§ Task objective: For each entry, restate it word for word while omitting any image it holds.

§ Data to process:
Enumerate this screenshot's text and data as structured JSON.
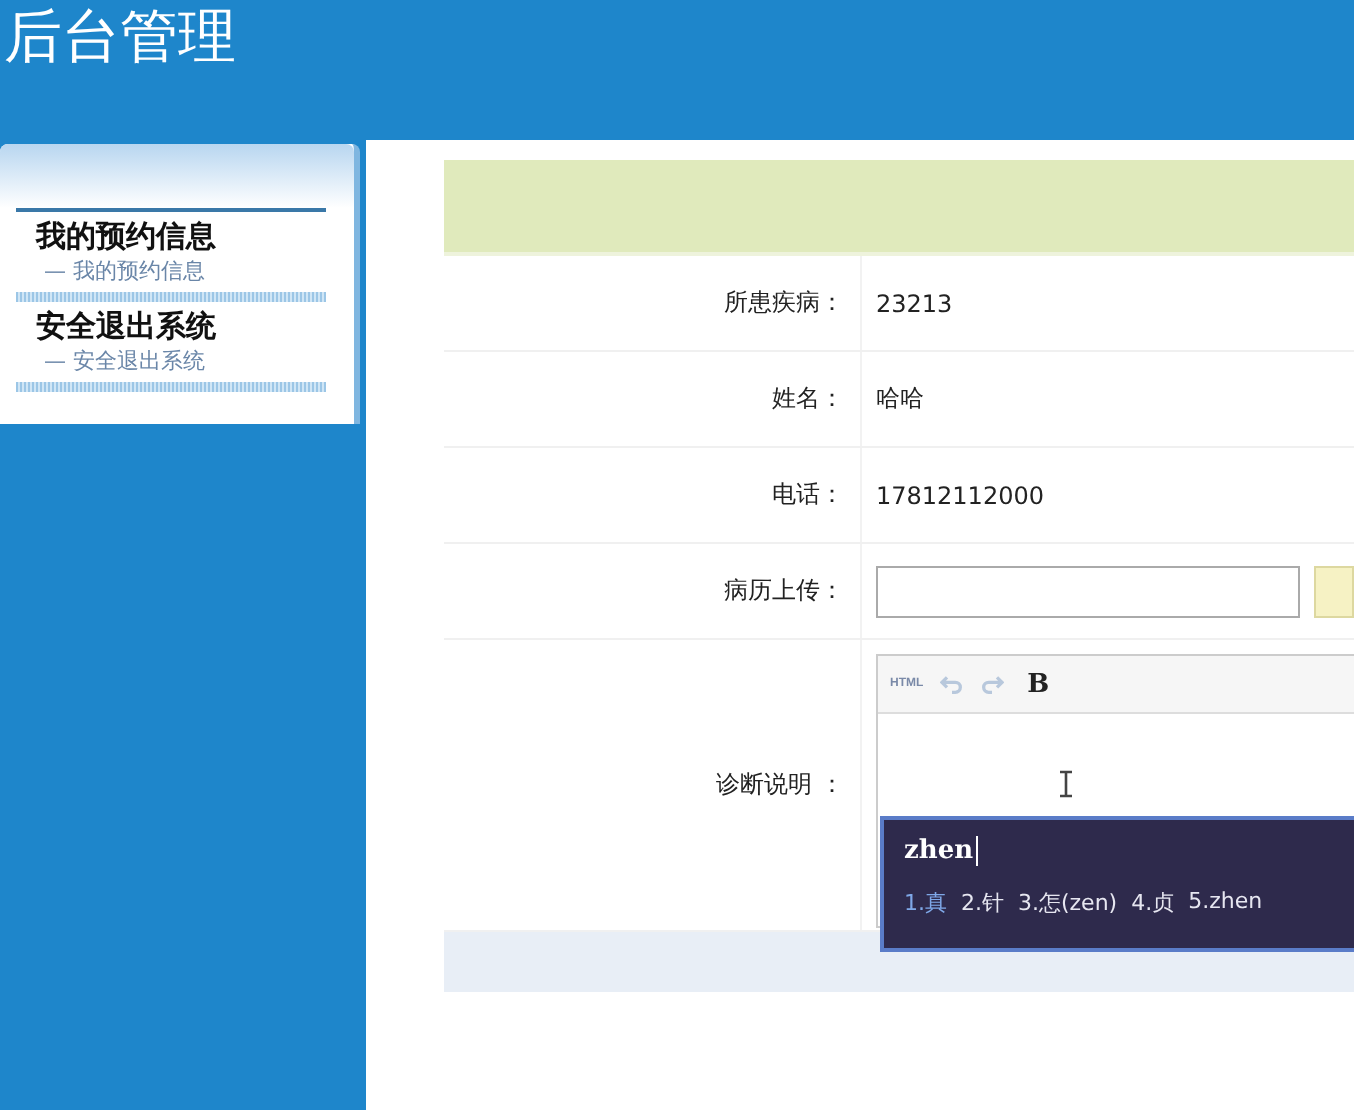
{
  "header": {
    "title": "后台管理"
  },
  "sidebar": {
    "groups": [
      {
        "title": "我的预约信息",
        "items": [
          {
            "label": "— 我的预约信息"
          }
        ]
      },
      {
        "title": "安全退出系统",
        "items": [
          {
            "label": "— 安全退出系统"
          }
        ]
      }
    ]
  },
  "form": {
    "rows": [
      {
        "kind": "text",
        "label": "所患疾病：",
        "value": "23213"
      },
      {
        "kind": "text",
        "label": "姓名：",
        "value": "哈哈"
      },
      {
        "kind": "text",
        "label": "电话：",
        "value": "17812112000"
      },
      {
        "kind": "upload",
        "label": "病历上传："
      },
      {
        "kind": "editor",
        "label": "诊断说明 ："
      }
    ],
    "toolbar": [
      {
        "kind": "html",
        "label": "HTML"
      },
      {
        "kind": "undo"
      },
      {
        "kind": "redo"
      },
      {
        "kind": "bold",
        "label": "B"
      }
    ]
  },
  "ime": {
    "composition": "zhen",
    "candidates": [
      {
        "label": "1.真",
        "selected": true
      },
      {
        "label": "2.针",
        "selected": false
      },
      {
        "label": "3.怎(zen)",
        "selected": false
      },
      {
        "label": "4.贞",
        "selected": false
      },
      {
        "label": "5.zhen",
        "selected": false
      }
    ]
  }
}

§ Completed exercise:
Enumerate this screenshot's text and data as structured JSON.
{
  "header": {
    "title": "后台管理"
  },
  "sidebar": {
    "groups": [
      {
        "title": "我的预约信息",
        "items": [
          {
            "label": "— 我的预约信息"
          }
        ]
      },
      {
        "title": "安全退出系统",
        "items": [
          {
            "label": "— 安全退出系统"
          }
        ]
      }
    ]
  },
  "form": {
    "rows": [
      {
        "kind": "text",
        "label": "所患疾病：",
        "value": "23213"
      },
      {
        "kind": "text",
        "label": "姓名：",
        "value": "哈哈"
      },
      {
        "kind": "text",
        "label": "电话：",
        "value": "17812112000"
      },
      {
        "kind": "upload",
        "label": "病历上传："
      },
      {
        "kind": "editor",
        "label": "诊断说明 ："
      }
    ],
    "toolbar": [
      {
        "kind": "html",
        "label": "HTML"
      },
      {
        "kind": "undo"
      },
      {
        "kind": "redo"
      },
      {
        "kind": "bold",
        "label": "B"
      }
    ]
  },
  "ime": {
    "composition": "zhen",
    "candidates": [
      {
        "label": "1.真",
        "selected": true
      },
      {
        "label": "2.针",
        "selected": false
      },
      {
        "label": "3.怎(zen)",
        "selected": false
      },
      {
        "label": "4.贞",
        "selected": false
      },
      {
        "label": "5.zhen",
        "selected": false
      }
    ]
  }
}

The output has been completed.